Recorded data:
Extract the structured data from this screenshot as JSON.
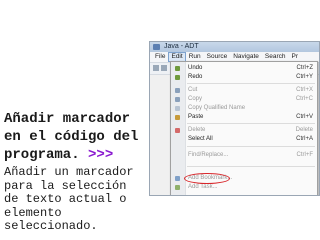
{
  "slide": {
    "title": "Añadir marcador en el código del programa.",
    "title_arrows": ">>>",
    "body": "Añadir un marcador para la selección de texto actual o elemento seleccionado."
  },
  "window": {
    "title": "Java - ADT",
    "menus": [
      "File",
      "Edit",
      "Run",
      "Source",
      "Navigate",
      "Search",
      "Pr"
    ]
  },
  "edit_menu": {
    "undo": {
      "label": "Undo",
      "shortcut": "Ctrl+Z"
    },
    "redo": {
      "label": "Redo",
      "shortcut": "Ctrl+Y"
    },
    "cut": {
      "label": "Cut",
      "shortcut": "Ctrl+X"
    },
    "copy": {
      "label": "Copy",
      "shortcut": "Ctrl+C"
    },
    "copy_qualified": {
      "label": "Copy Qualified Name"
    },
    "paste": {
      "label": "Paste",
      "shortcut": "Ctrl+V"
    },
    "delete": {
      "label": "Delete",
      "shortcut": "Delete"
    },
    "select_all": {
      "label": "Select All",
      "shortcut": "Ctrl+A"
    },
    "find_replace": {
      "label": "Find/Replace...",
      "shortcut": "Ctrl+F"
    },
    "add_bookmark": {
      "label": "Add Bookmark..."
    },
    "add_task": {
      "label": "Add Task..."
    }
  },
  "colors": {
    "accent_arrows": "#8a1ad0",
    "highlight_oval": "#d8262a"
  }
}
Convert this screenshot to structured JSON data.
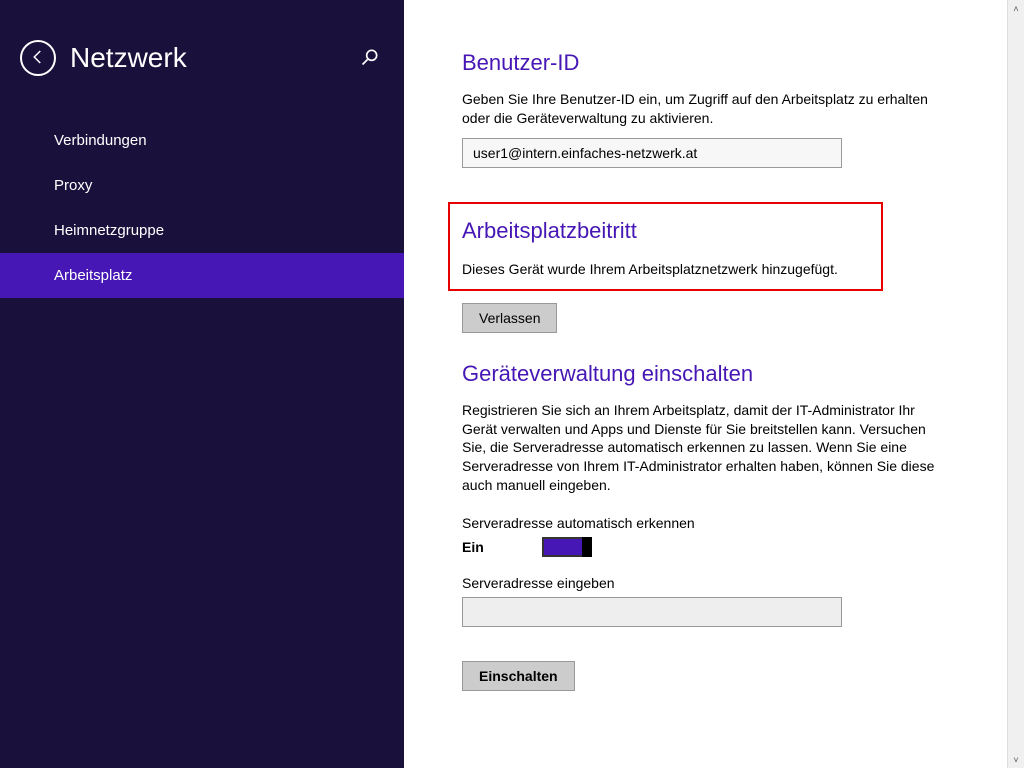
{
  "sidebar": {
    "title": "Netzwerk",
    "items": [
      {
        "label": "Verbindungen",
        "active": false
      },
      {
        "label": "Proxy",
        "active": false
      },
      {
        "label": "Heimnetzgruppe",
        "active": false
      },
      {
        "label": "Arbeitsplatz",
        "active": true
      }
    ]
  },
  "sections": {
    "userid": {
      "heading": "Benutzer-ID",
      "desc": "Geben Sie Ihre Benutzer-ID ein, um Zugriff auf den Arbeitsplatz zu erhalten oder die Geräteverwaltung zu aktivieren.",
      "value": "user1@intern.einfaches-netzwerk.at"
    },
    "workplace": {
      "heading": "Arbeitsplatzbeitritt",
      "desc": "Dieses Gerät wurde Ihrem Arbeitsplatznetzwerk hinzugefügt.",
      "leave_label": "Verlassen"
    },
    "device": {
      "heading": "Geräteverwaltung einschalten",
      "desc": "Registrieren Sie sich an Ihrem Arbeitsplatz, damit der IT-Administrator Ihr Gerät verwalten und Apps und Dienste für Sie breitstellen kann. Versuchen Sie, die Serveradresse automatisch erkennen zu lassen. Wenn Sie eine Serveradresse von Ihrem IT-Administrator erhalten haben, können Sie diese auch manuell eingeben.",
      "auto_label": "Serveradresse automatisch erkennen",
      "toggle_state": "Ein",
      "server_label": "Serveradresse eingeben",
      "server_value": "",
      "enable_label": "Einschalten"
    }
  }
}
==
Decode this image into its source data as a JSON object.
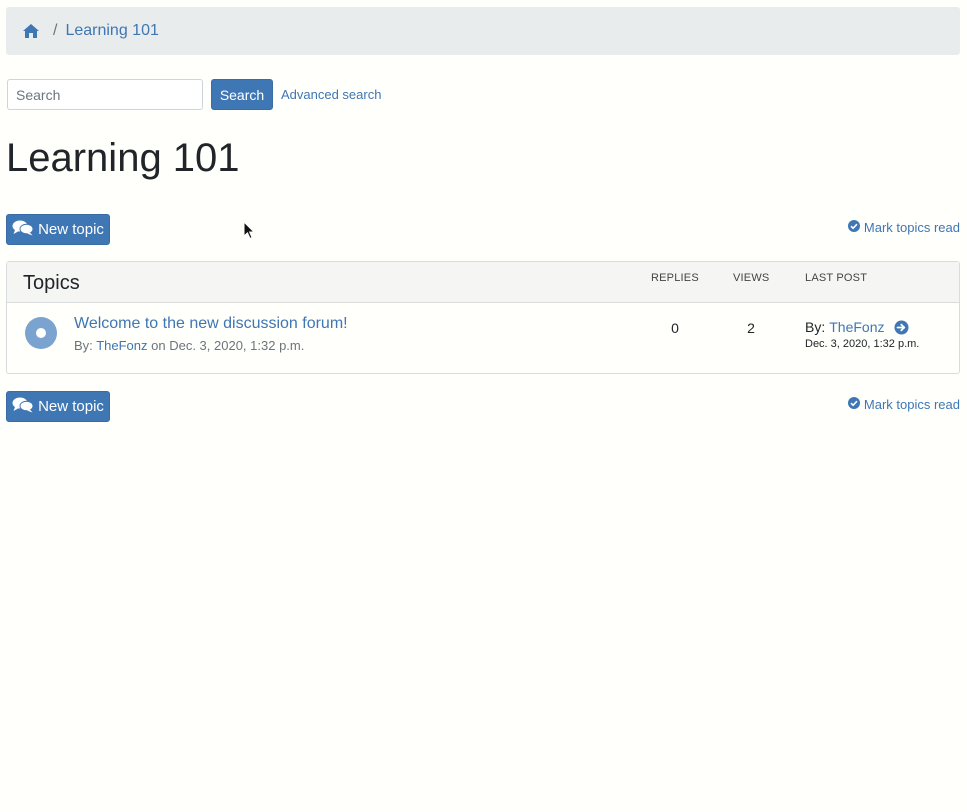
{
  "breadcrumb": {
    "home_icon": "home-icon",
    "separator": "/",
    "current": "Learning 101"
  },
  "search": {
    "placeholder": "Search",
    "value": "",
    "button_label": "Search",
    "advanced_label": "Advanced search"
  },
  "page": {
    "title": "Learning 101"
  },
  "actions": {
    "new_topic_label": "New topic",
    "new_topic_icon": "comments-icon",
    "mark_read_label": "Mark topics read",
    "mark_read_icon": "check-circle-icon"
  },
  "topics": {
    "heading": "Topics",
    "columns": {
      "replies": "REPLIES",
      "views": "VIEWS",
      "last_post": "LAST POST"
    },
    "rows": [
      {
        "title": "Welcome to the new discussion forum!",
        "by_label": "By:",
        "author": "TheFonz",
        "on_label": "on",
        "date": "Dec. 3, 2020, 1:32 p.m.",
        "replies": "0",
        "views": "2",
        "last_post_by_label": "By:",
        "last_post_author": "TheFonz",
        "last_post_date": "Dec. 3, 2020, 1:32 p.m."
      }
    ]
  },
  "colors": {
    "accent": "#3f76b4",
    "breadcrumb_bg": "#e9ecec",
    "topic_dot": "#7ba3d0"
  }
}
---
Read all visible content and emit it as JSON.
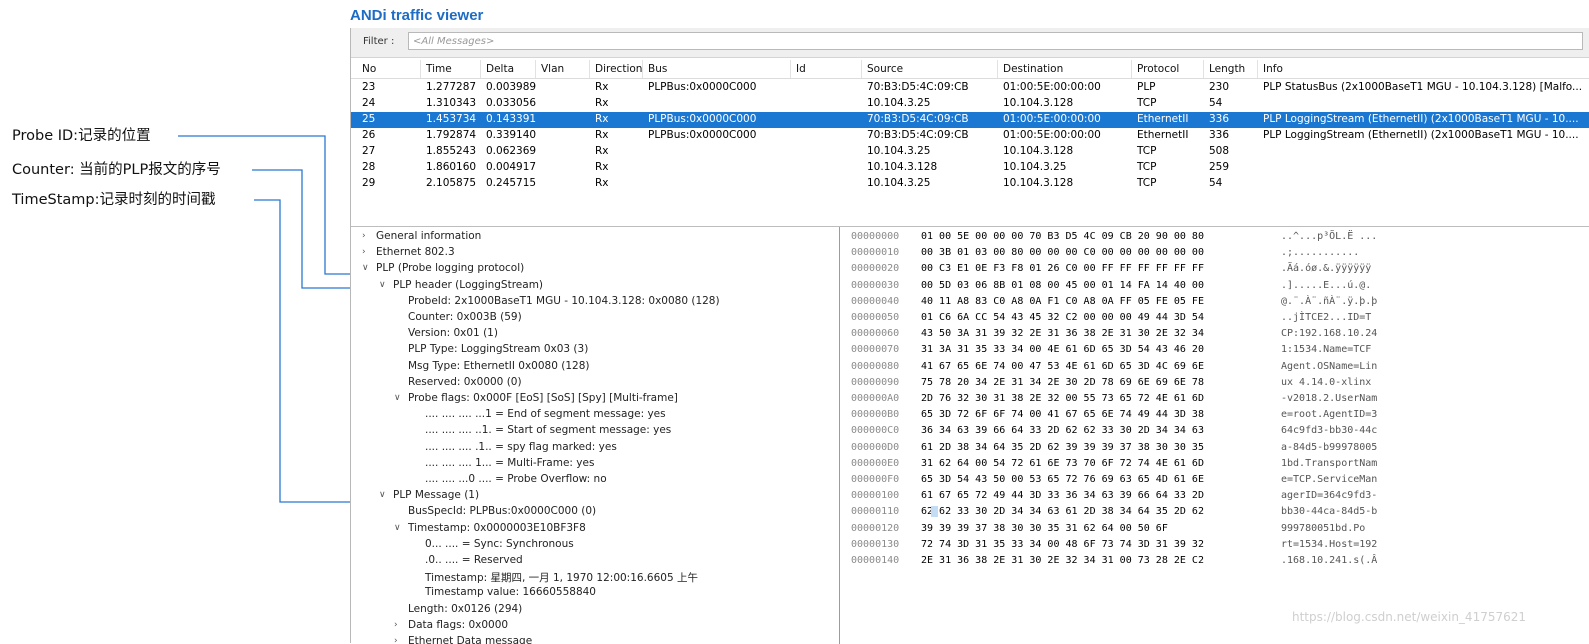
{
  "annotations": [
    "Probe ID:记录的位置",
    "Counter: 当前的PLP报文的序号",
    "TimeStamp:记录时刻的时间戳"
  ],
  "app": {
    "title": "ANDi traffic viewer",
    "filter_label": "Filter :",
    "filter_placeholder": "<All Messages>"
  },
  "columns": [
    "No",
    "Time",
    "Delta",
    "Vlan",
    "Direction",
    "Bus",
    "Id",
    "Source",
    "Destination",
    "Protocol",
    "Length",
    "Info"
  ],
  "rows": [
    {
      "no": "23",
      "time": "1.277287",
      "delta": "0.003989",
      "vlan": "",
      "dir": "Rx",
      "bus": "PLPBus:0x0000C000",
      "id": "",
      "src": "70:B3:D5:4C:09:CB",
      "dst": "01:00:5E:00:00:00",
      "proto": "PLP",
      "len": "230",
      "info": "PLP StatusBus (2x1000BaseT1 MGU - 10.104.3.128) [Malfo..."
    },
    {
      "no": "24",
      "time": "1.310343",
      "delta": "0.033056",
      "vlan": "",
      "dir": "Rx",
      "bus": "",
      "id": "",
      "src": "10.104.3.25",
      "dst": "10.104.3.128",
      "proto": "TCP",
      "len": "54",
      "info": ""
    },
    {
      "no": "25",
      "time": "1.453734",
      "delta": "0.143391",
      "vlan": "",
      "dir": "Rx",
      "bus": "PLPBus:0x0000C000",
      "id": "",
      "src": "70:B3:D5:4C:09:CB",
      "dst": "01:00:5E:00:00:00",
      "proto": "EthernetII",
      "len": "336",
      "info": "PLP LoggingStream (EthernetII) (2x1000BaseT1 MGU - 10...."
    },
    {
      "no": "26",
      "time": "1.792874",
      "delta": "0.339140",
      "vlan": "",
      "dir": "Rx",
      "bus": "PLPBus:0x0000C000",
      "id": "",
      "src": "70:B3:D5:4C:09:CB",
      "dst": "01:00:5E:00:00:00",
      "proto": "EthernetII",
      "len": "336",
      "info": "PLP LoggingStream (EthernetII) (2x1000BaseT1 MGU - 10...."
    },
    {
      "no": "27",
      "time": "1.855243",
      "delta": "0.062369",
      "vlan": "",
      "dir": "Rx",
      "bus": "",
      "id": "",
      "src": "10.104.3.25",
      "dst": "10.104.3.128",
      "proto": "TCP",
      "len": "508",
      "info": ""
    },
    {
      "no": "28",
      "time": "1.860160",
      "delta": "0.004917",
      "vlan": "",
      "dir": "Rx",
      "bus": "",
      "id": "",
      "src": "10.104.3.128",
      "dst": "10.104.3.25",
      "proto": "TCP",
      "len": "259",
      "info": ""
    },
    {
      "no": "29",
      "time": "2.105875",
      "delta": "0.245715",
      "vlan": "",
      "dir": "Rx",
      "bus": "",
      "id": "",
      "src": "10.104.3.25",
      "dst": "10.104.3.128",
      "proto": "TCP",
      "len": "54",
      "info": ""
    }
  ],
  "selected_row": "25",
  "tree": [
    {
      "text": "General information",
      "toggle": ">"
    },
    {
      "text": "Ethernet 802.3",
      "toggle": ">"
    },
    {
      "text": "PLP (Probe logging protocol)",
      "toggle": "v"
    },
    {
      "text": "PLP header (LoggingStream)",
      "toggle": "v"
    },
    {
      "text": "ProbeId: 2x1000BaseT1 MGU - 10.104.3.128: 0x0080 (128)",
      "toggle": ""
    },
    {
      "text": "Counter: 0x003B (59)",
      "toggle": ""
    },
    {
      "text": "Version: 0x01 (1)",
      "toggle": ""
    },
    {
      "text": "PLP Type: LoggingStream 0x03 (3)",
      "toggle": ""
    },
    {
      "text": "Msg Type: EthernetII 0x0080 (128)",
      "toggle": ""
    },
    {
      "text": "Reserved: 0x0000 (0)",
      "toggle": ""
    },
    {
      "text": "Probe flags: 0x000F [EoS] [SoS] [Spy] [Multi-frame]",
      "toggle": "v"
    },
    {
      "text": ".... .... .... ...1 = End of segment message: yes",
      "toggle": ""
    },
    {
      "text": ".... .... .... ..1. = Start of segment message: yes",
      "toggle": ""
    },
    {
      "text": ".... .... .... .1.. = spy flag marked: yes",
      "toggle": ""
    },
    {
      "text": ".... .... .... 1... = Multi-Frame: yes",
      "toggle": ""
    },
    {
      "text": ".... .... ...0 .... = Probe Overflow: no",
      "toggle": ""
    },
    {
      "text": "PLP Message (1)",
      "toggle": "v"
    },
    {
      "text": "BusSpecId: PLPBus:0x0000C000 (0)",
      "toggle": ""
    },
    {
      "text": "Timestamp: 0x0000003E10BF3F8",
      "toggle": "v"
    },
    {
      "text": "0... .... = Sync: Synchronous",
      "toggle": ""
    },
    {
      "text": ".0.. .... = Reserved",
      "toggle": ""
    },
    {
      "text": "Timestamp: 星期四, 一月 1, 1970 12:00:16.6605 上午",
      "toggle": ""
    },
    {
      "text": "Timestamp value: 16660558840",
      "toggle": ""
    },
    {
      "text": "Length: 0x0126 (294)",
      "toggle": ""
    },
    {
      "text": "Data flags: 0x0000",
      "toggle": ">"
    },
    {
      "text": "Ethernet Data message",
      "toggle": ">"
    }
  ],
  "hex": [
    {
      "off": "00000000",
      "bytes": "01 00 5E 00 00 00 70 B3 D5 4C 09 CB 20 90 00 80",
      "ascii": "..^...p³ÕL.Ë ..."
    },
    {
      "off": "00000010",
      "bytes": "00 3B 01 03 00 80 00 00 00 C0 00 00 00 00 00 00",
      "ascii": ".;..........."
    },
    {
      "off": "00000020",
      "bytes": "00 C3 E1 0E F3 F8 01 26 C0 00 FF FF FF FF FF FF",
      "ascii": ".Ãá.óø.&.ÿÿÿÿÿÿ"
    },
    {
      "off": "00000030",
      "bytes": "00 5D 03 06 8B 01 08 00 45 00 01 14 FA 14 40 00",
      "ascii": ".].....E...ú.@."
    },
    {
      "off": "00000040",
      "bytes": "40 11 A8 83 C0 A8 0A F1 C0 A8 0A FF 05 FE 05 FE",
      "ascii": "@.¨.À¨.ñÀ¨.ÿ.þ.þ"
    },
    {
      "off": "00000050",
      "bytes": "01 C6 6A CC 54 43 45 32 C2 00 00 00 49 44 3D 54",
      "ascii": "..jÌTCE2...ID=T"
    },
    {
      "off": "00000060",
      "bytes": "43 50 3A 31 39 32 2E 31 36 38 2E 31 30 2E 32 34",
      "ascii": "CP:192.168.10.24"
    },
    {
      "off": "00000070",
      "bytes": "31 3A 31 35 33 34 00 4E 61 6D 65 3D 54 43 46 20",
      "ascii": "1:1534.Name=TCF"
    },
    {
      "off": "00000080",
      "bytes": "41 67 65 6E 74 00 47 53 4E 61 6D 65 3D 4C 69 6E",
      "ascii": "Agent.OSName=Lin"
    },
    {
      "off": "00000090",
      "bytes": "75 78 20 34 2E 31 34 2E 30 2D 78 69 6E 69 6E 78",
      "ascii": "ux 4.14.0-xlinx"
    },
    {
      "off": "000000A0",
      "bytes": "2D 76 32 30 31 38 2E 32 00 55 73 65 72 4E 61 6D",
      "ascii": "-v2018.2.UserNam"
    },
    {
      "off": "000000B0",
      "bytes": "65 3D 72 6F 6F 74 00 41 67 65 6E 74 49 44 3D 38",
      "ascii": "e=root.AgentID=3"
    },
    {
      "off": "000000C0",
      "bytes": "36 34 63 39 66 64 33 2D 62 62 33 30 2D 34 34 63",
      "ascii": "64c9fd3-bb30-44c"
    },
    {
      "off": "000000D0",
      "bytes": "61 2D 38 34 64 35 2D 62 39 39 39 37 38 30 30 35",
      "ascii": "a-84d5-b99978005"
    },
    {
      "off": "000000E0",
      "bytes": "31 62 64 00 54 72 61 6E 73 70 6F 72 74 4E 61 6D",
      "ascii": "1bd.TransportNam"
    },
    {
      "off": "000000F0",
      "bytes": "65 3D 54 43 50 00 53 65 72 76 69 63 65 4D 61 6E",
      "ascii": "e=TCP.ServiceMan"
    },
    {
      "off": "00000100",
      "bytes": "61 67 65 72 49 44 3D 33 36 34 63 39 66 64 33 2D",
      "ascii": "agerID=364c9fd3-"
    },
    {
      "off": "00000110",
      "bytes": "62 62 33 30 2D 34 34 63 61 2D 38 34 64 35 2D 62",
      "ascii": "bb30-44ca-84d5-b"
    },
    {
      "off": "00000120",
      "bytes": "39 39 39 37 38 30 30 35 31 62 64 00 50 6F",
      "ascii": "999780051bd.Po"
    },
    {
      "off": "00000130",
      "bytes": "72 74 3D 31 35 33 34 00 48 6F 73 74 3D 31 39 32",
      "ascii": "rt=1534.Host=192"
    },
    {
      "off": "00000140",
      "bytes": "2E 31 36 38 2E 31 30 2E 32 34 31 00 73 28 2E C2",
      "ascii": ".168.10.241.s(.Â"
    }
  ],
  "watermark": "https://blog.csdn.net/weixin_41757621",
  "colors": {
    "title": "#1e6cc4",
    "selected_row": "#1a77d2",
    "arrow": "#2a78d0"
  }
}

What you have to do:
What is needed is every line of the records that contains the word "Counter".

Response to this exercise:
    "Counter: 当前的PLP报文的序号",
      "text": "Counter: 0x003B (59)",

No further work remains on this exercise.